## Your objective:
Report all lines in the records that hold the string "more".

## Data records:
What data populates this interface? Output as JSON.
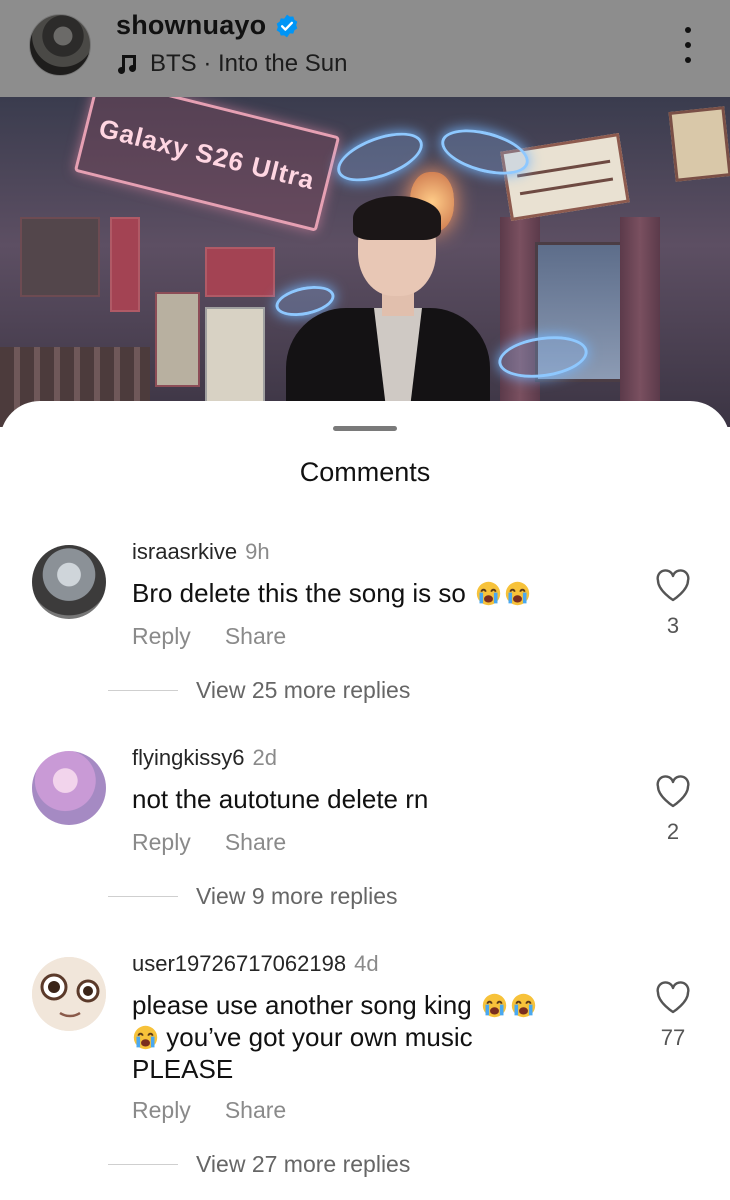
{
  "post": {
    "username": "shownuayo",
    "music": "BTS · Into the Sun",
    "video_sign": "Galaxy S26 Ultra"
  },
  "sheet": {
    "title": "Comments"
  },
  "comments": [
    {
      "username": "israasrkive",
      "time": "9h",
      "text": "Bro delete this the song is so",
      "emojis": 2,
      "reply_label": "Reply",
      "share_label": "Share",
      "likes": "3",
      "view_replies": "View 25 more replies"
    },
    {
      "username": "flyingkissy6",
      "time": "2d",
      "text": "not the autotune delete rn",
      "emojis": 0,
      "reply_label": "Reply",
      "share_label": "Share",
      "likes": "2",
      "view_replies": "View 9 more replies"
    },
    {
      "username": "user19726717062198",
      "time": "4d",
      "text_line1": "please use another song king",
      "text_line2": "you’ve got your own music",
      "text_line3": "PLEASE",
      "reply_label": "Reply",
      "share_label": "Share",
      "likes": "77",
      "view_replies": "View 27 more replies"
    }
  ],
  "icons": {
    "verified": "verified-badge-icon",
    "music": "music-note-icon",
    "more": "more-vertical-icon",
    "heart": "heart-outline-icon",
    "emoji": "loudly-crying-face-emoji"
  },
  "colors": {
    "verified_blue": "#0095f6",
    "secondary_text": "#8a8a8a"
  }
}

## Solution below:
      "view_replies": "View 25 more replies"
      "view_replies": "View 9 more replies"
      "view_replies": "View 27 more replies"
    "more": "more-vertical-icon",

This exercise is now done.